For the study, the researchers analyzed DNA sequencing data and EHR data from 46,544 Geisinger MyCode Community Health Initiative participants, along with data from Dallas-based University of Texas Southwestern's Dallas Heart Study and the Philadelphia-based Penn Medicine Biobank. They also collected liver tissue samples from Geisinger's Obesity Institute.

Geisinger's MyCode is a genomics and precision health program targeting patients across Pennsylvania and New Jersey. Participants donate their DNA through a blood sample for research, and consent to researchers accessing their sequenced DNA data and EHRs to study various clinical risk factors. To date, more than 190,000 participants have enrolled in the project.

The researchers suggested their finding might help future investigators develop medicines that mimic the gene variant to reduce the risk of chronic liver diseases.

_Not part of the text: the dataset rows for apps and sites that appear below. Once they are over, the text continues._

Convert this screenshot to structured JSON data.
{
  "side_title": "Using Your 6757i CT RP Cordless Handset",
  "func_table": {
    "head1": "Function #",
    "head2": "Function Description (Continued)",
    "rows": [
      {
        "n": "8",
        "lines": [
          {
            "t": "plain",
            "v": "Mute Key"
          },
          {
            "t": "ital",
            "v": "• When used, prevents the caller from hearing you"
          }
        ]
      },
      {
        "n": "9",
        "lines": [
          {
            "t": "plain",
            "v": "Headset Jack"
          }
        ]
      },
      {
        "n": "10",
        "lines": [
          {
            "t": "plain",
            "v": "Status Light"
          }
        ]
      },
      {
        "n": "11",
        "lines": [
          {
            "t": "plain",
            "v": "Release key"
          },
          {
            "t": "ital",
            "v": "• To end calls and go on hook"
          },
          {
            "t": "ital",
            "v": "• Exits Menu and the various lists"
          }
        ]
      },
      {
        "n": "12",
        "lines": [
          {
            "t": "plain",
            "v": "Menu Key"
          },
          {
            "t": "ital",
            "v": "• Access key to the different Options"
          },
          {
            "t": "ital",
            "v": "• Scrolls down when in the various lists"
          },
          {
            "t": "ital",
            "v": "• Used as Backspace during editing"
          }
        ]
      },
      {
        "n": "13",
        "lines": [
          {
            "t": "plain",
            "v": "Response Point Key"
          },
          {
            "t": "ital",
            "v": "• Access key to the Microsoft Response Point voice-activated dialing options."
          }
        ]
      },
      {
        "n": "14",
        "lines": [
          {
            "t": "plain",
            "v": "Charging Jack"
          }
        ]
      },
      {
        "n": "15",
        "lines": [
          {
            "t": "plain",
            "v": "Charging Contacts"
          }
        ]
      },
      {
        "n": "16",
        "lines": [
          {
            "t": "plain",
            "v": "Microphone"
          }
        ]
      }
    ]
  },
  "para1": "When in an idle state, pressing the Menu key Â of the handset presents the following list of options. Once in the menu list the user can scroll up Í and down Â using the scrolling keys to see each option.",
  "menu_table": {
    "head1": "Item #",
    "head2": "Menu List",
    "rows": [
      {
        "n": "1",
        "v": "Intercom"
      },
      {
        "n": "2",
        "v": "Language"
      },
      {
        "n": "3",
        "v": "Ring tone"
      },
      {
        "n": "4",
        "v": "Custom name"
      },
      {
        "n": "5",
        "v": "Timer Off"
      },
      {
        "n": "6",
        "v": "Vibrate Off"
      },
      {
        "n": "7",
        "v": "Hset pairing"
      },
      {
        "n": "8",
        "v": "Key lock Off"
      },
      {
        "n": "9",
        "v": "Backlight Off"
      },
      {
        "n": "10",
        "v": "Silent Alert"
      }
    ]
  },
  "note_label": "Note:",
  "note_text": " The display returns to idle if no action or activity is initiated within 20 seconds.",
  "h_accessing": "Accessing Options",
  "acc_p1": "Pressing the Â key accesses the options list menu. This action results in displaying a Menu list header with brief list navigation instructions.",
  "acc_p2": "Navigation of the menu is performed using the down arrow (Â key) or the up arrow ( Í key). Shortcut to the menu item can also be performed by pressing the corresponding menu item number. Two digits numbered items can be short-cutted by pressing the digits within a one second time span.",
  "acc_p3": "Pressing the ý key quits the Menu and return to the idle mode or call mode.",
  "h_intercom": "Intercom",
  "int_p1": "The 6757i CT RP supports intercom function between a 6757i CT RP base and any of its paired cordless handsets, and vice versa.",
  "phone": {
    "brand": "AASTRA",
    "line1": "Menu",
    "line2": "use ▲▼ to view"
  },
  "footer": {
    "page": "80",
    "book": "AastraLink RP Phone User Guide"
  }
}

Regeneron Pharmaceuticals, which runs the Regeneron Genetics Center, plans to collaborate with Alnylam Pharmaceuticals to develop RNAi therapeutics based on the gene target.

"This is exciting news because it means that future therapies that mimic the effect of this genetic change could have the same protective effect against liver disease," said Tooraj Mirshahi, PhD, one of the researchers on the project and an associate professor in the functional and molecular genomics department at Geisinger.

Copyright © 2021 Becker's Healthcare. All Rights Reserved. Privacy Policy. Cookie Policy. Linking and Reprinting Policy.

 

Featured Whitepapers

Featured Webinars